Joi: Amoeba Cleansing Syndrome
Writer's Note: Joi has been one of my favorite artists since she debuted in 1994 with the groundbreaking Pendulum Vibe. Both on stage and in the studio, Joi continuously brings her own special brand of excellence to the rocking soul scene. This piece was written originally last year for Wax Poetics #42 and it's my pleasure to share it with you now.
Amoeba Cleansing Syndrome
In the 1990s, Atlanta was a hothouse of post-new jack swing R&B. Yet, while most producers were content making safe Black pop for the masses, Dallas Austin wanted to be an auteur. While he’d constructed platinum selling singles for ABC, TLC, and Boyz II Men, the wicked keyboardist had grown-up admiring the artistry of Prince’s cyberfunk manifesto 1999, wanted to make a difference.
“You’ve got to do what people want you to do before you can do what you want to do,” Austin said in 1992. Two years later, he introduced the world to glam singer Joi. A lipstick liberator in the age of prefab divas, her 1994 debut The Pendulum Vibe was a wonderful introduction to an arty funk-rock aesthetic.
Still, it was Joi’s sophomore joint Amoeba Cleansing Syndrome that was supposed to set the world on fire. “My vision was simple,” she explained in 1997. “I want to do funky, ground-breaking stuff.” Although Joi, who has sung with OutKast and Curtis Mayfield, had no problem referring to herself as R&B, her style was as influenced by the sci-fi imaginary of Barbarella and P-Funk as she was by midnight wail of Gladys Knight.

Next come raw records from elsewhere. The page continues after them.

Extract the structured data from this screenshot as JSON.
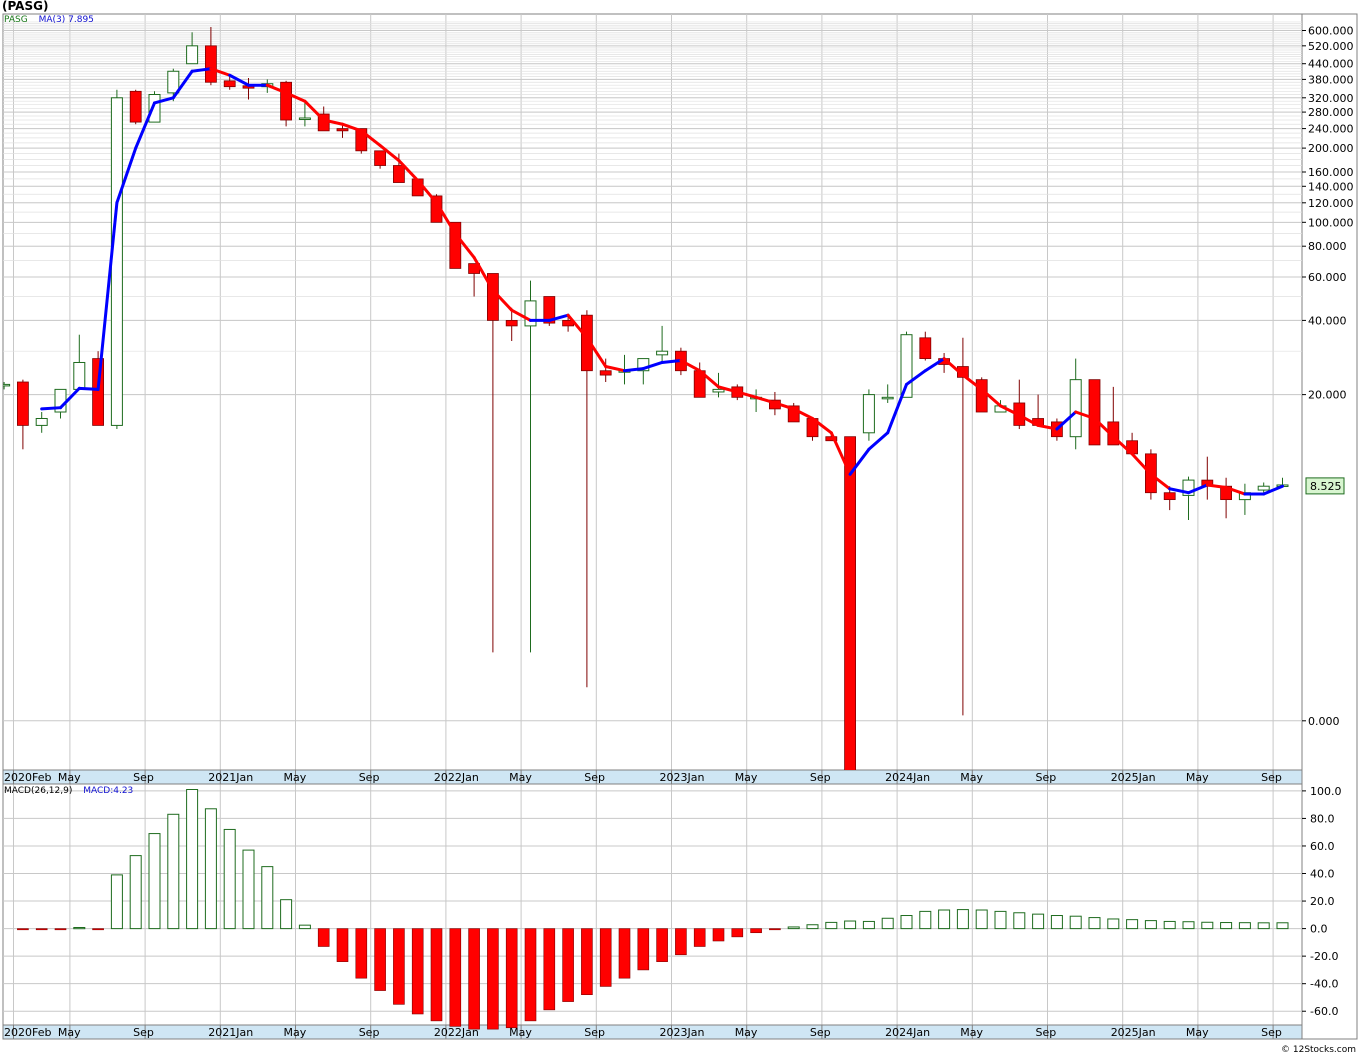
{
  "header": {
    "title": "(PASG)",
    "price_legend": {
      "ticker": "PASG",
      "ma_label": "MA(3)",
      "ma_value": "7.895"
    },
    "macd_legend": {
      "label": "MACD(26,12,9)",
      "value_label": "MACD:4.23"
    },
    "last_price_badge": "8.525",
    "footer": "© 12Stocks.com"
  },
  "colors": {
    "up_candle": "#1e6b1e",
    "down_candle": "#ff0000",
    "ma_down": "#ff0000",
    "ma_up": "#0000ff",
    "grid": "#c8c8c8",
    "axis_strip": "#cfe6f4",
    "badge_bg": "#d8f5d0",
    "badge_border": "#1e6b1e"
  },
  "chart_data": [
    {
      "type": "candlestick",
      "title": "(PASG)",
      "y_scale": "log",
      "ylim": [
        0.6,
        700
      ],
      "y_ticks": [
        "0.000",
        "20.000",
        "40.000",
        "60.000",
        "80.000",
        "100.000",
        "120.000",
        "140.000",
        "160.000",
        "200.000",
        "240.000",
        "280.000",
        "320.000",
        "380.000",
        "440.000",
        "520.000",
        "600.000"
      ],
      "y_tick_values": [
        0.95,
        20,
        40,
        60,
        80,
        100,
        120,
        140,
        160,
        200,
        240,
        280,
        320,
        380,
        440,
        520,
        600
      ],
      "x_ticks": [
        "2020Feb",
        "May",
        "Sep",
        "2021Jan",
        "May",
        "Sep",
        "2022Jan",
        "May",
        "Sep",
        "2023Jan",
        "May",
        "Sep",
        "2024Jan",
        "May",
        "Sep",
        "2025Jan",
        "May",
        "Sep"
      ],
      "x_tick_months": [
        0,
        3,
        7,
        11,
        15,
        19,
        23,
        27,
        31,
        35,
        39,
        43,
        47,
        51,
        55,
        59,
        63,
        67
      ],
      "candles_fields": [
        "month",
        "open",
        "high",
        "low",
        "close"
      ],
      "candles": [
        [
          -0.5,
          22,
          22.5,
          21,
          22
        ],
        [
          0.5,
          22.5,
          23,
          12,
          15
        ],
        [
          1.5,
          15,
          17,
          14,
          16
        ],
        [
          2.5,
          17,
          21,
          16,
          21
        ],
        [
          3.5,
          21,
          35,
          21,
          27
        ],
        [
          4.5,
          28,
          30,
          15,
          15
        ],
        [
          5.5,
          15,
          345,
          14.5,
          320
        ],
        [
          6.5,
          340,
          345,
          250,
          255
        ],
        [
          7.5,
          255,
          340,
          255,
          330
        ],
        [
          8.5,
          335,
          420,
          310,
          410
        ],
        [
          9.5,
          440,
          590,
          440,
          520
        ],
        [
          10.5,
          520,
          620,
          360,
          370
        ],
        [
          11.5,
          375,
          400,
          345,
          355
        ],
        [
          12.5,
          358,
          385,
          315,
          350
        ],
        [
          13.5,
          355,
          380,
          335,
          365
        ],
        [
          14.5,
          370,
          375,
          245,
          260
        ],
        [
          15.5,
          265,
          305,
          245,
          265
        ],
        [
          16.5,
          275,
          295,
          235,
          235
        ],
        [
          17.5,
          240,
          250,
          220,
          235
        ],
        [
          18.5,
          240,
          240,
          190,
          195
        ],
        [
          19.5,
          195,
          195,
          165,
          170
        ],
        [
          20.5,
          170,
          190,
          145,
          145
        ],
        [
          21.5,
          150,
          150,
          130,
          128
        ],
        [
          22.5,
          128,
          130,
          100,
          100
        ],
        [
          23.5,
          100,
          100,
          65,
          65
        ],
        [
          24.5,
          68,
          68,
          50,
          62
        ],
        [
          25.5,
          62,
          62,
          1.8,
          40
        ],
        [
          26.5,
          40,
          45,
          33,
          38
        ],
        [
          27.5,
          38,
          58,
          1.8,
          48
        ],
        [
          28.5,
          50,
          50,
          38,
          39
        ],
        [
          29.5,
          40,
          42,
          36,
          38
        ],
        [
          30.5,
          42,
          44,
          1.3,
          25
        ],
        [
          31.5,
          25,
          28,
          22.5,
          24
        ],
        [
          32.5,
          25,
          29,
          22,
          25
        ],
        [
          33.5,
          25,
          28,
          22,
          28
        ],
        [
          34.5,
          29,
          38,
          27,
          30
        ],
        [
          35.5,
          30,
          31,
          24,
          25
        ],
        [
          36.5,
          25,
          27,
          19.5,
          19.5
        ],
        [
          37.5,
          20.5,
          24.5,
          19.5,
          21
        ],
        [
          38.5,
          21.5,
          22,
          19,
          19.5
        ],
        [
          39.5,
          19.5,
          21,
          17,
          19.5
        ],
        [
          40.5,
          19,
          20.5,
          16.5,
          17.5
        ],
        [
          41.5,
          18,
          18.5,
          16,
          15.5
        ],
        [
          42.5,
          16,
          16,
          13,
          13.5
        ],
        [
          43.5,
          13.5,
          14,
          13,
          13
        ],
        [
          44.5,
          13.5,
          13.5,
          0.3,
          0.5
        ],
        [
          45.5,
          14,
          21,
          13,
          20
        ],
        [
          46.5,
          19.5,
          22,
          18.5,
          19.5
        ],
        [
          47.5,
          19.5,
          36,
          19.5,
          35
        ],
        [
          48.5,
          34,
          36,
          27.5,
          28
        ],
        [
          49.5,
          28,
          29.5,
          24.5,
          26.5
        ],
        [
          50.5,
          26,
          34,
          1.0,
          23.5
        ],
        [
          51.5,
          23,
          23.5,
          17,
          17
        ],
        [
          52.5,
          17,
          19,
          17,
          18
        ],
        [
          53.5,
          18.5,
          23,
          14.5,
          15
        ],
        [
          54.5,
          16,
          20,
          15,
          15
        ],
        [
          55.5,
          15.5,
          16,
          13,
          13.5
        ],
        [
          56.5,
          13.5,
          28,
          12,
          23
        ],
        [
          57.5,
          23,
          23,
          12.5,
          12.5
        ],
        [
          58.5,
          15.5,
          21.5,
          12.5,
          12.5
        ],
        [
          59.5,
          13,
          14,
          11.5,
          11.5
        ],
        [
          60.5,
          11.5,
          12,
          7.5,
          8
        ],
        [
          61.5,
          8,
          8.5,
          6.8,
          7.5
        ],
        [
          62.5,
          7.8,
          9.3,
          6.2,
          9
        ],
        [
          63.5,
          9,
          11.2,
          7.5,
          8.5
        ],
        [
          64.5,
          8.5,
          9.2,
          6.3,
          7.5
        ],
        [
          65.5,
          7.5,
          8.7,
          6.5,
          8
        ],
        [
          66.5,
          8.2,
          8.8,
          8,
          8.5
        ],
        [
          67.5,
          8.5,
          9.2,
          8.4,
          8.6
        ]
      ],
      "ma_series": {
        "name": "MA(3)",
        "months": [
          1.5,
          2.5,
          3.5,
          4.5,
          5.5,
          6.5,
          7.5,
          8.5,
          9.5,
          10.5,
          11.5,
          12.5,
          13.5,
          14.5,
          15.5,
          16.5,
          17.5,
          18.5,
          19.5,
          20.5,
          21.5,
          22.5,
          23.5,
          24.5,
          25.5,
          26.5,
          27.5,
          28.5,
          29.5,
          30.5,
          31.5,
          32.5,
          33.5,
          34.5,
          35.5,
          36.5,
          37.5,
          38.5,
          39.5,
          40.5,
          41.5,
          42.5,
          43.5,
          44.5,
          45.5,
          46.5,
          47.5,
          48.5,
          49.5,
          50.5,
          51.5,
          52.5,
          53.5,
          54.5,
          55.5,
          56.5,
          57.5,
          58.5,
          59.5,
          60.5,
          61.5,
          62.5,
          63.5,
          64.5,
          65.5,
          66.5,
          67.5
        ],
        "values": [
          17.5,
          17.7,
          21.2,
          21,
          120,
          200,
          305,
          320,
          410,
          420,
          395,
          360,
          360,
          335,
          310,
          260,
          250,
          235,
          205,
          178,
          148,
          120,
          90,
          72,
          53,
          44,
          40,
          40,
          42,
          34,
          26,
          25,
          25.5,
          27,
          27.5,
          25,
          21.5,
          20.5,
          19.5,
          18.5,
          17.5,
          16,
          14,
          9.5,
          12,
          14,
          22,
          25,
          28,
          24,
          21,
          18,
          16.5,
          15,
          14.5,
          17,
          16,
          13.5,
          11.5,
          9.5,
          8.3,
          8,
          8.6,
          8.4,
          7.9,
          7.9,
          8.5
        ],
        "up_flags": [
          1,
          1,
          1,
          1,
          1,
          1,
          1,
          1,
          1,
          1,
          0,
          1,
          1,
          0,
          0,
          0,
          0,
          0,
          0,
          0,
          0,
          0,
          0,
          0,
          0,
          0,
          0,
          1,
          1,
          0,
          0,
          0,
          1,
          1,
          1,
          0,
          0,
          0,
          0,
          0,
          0,
          0,
          0,
          0,
          1,
          1,
          1,
          1,
          1,
          0,
          0,
          0,
          0,
          0,
          0,
          1,
          0,
          0,
          0,
          0,
          0,
          1,
          1,
          0,
          0,
          1,
          1
        ]
      },
      "last_value": 8.525
    },
    {
      "type": "bar",
      "title": "MACD(26,12,9)",
      "ylim": [
        -70,
        105
      ],
      "y_ticks": [
        "100.0",
        "80.0",
        "60.0",
        "40.0",
        "20.0",
        "0.0",
        "-20.0",
        "-40.0",
        "-60.0"
      ],
      "y_tick_values": [
        100,
        80,
        60,
        40,
        20,
        0,
        -20,
        -40,
        -60
      ],
      "x_ticks": [
        "2020Feb",
        "May",
        "Sep",
        "2021Jan",
        "May",
        "Sep",
        "2022Jan",
        "May",
        "Sep",
        "2023Jan",
        "May",
        "Sep",
        "2024Jan",
        "May",
        "Sep",
        "2025Jan",
        "May",
        "Sep"
      ],
      "x_tick_months": [
        0,
        3,
        7,
        11,
        15,
        19,
        23,
        27,
        31,
        35,
        39,
        43,
        47,
        51,
        55,
        59,
        63,
        67
      ],
      "months": [
        0.5,
        1.5,
        2.5,
        3.5,
        4.5,
        5.5,
        6.5,
        7.5,
        8.5,
        9.5,
        10.5,
        11.5,
        12.5,
        13.5,
        14.5,
        15.5,
        16.5,
        17.5,
        18.5,
        19.5,
        20.5,
        21.5,
        22.5,
        23.5,
        24.5,
        25.5,
        26.5,
        27.5,
        28.5,
        29.5,
        30.5,
        31.5,
        32.5,
        33.5,
        34.5,
        35.5,
        36.5,
        37.5,
        38.5,
        39.5,
        40.5,
        41.5,
        42.5,
        43.5,
        44.5,
        45.5,
        46.5,
        47.5,
        48.5,
        49.5,
        50.5,
        51.5,
        52.5,
        53.5,
        54.5,
        55.5,
        56.5,
        57.5,
        58.5,
        59.5,
        60.5,
        61.5,
        62.5,
        63.5,
        64.5,
        65.5,
        66.5,
        67.5
      ],
      "values": [
        -0.8,
        -0.8,
        -0.6,
        0.8,
        -0.4,
        39,
        53,
        69,
        83,
        101,
        87,
        72,
        57,
        45,
        21,
        2.5,
        -13,
        -24,
        -36,
        -45,
        -55,
        -62,
        -67,
        -71,
        -73,
        -73,
        -72,
        -67,
        -59,
        -53,
        -48,
        -42,
        -36,
        -30,
        -24,
        -19,
        -13,
        -9,
        -6,
        -3,
        -0.8,
        1.2,
        2.8,
        4.5,
        5.5,
        5.2,
        7.5,
        9.5,
        12.5,
        13.5,
        13.8,
        13.5,
        12.5,
        11.5,
        10.5,
        9.5,
        9,
        8,
        7,
        6.5,
        5.8,
        5.2,
        5,
        4.6,
        4.4,
        4.3,
        4.2,
        4.23
      ]
    }
  ]
}
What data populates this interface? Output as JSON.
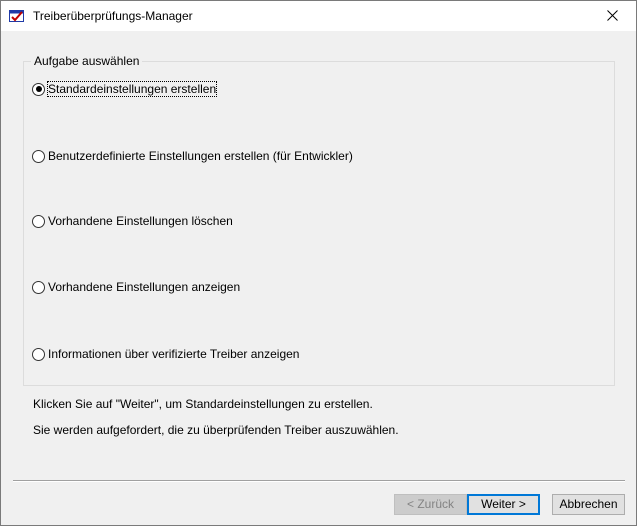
{
  "window": {
    "title": "Treiberüberprüfungs-Manager",
    "icon": "driver-verifier-app-icon",
    "close_icon": "close-icon"
  },
  "group": {
    "label": "Aufgabe auswählen",
    "options": [
      {
        "label": "Standardeinstellungen erstellen",
        "selected": true
      },
      {
        "label": "Benutzerdefinierte Einstellungen erstellen (für Entwickler)",
        "selected": false
      },
      {
        "label": "Vorhandene Einstellungen löschen",
        "selected": false
      },
      {
        "label": "Vorhandene Einstellungen anzeigen",
        "selected": false
      },
      {
        "label": "Informationen über verifizierte Treiber anzeigen",
        "selected": false
      }
    ]
  },
  "info": {
    "line1": "Klicken Sie auf \"Weiter\", um Standardeinstellungen zu erstellen.",
    "line2": "Sie werden aufgefordert, die zu überprüfenden Treiber auszuwählen."
  },
  "buttons": {
    "back": "< Zurück",
    "next": "Weiter >",
    "cancel": "Abbrechen"
  },
  "colors": {
    "accent": "#0078d7",
    "window_bg": "#f0f0f0",
    "titlebar_bg": "#ffffff"
  }
}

Recruiting wild boys Fishbone to serve as backing her band, Joi returned to the studio with Austin (more co-conspirator than Svengali), Organized Noize, Whild Peach and boyfriend Big Gipp, who contributed country-ass adlibs to the upbeat radio single “Ghetto Superstar.”
“We are here to take you on an aural expectation,” Joi says on the introduction “Welcome Amoeba Spirit,” before kick starting the disc with the booming “Move On,” which combines gutbucket soul, rock guitars and Paradise Garage grooves. Later, Joi shows her true colors by segueing into a mighty cover of Betty Davis’s “If I’m Lucky (I Might Get Picked Up).”
“I heard George Clinton talking about Davis’s work, but it was actually Fishbone member JB who played me her songs,” Joi said. In addition, she covered Labelle’s raunchy “You Turn Me On,” a song from their acclaimed Nightbirds. “Labelle was like superheroes to me.”
Writing lyrics for all original material, Joi could be so revealing she sounded naked. On the bluesy “Hurt Sometimes” and the orgasmic “Dirty Mind,” she flaunts her freak flag without shame. Yet, when teaming with sonic architects Organized Noize (Dudgeon Family) on the psychedelic “Dandelion Dust,” she sounds fragile as Liz Fraser from the Cocteau Twins.
Too cutting edge for Joi’s original label EMI, Amoeba Cleansing Syndrome was rejected in 1997. Dallas Austin bought the album back for his Freeworld imprint and scheduled a January 1998 release, but the label soon folded. Fortunately, hundreds of advance copies were distributed to reviewers, journalists and radio; bootlegs are easily obtained.
More information about Amoeba Cleansing Syndrome can be found on Joi’s website Joilicious-online.org.